The Business of Human Rights at the End of the Line
Last October I was invited to a conference on Business and Human Rights at the University of Connecticut. The conference drew together human rights advocates from trade unions, public policy, multi-national companies, civil society and academic communities from across the United States, Latin America, Europe and Asia.
My job was to remind conference attendees of the very human face of those poor communities at the end of the line, who work to provide the raw materials, manufacturing and processing for virtually everything we eat, wear and use by showing video and stills from my films.
What I put on the screens for delegates to see were images of children from around the world trapped in a continuing cycle of poverty and child labor. The images included American children who work with their families to harvest our fruits and vegetables. Alll of the video and stills were drawn from the Romano Archive and special collections at UConn's Dodd Center and curated by Graham Stinnett and Brooke Foti.
For over 20 years, Robin Romano and I traveled the world, photographing children in the communities at "the end of the line". The children you will see in the report are a fraction of the 150 million who must work rather than go to school.

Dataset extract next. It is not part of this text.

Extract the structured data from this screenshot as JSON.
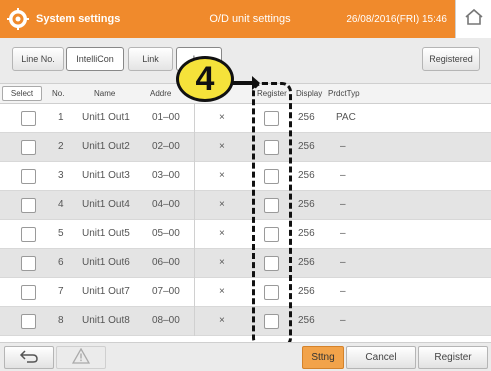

This week, the Business and Human Rights Initiative at UConn published a summary of the research findings from the conference, a very thorough examination of some of the best practice approaches presented at the conference. In the weeks ahead, we will highlight some of these approaches to end child labor and forced labor in supply chains.
It's all very serious business fighting poverty in poor communities and the 200 plus attendees frequently expressed very human feelings of fatigue and discouragement doing their daily jobs of balancing business and the interests of families and children, including our own.
For my part, the pictures did the talking. But there is one important observation I shared with the delegates. If this conference had been held in 1996, when I first filmed child labor for the US Department of Labor, the conference room would have been empty. There were no laws on the books, no representatives of business in the field and very few government or civil society activists looking at these problems. The very fact that 200 people, who work every day to improve the lives of children, can arrive and engage for two solid days around these issues is proof enough that this is a new time, a new era when the end of child labor is an achievable goal.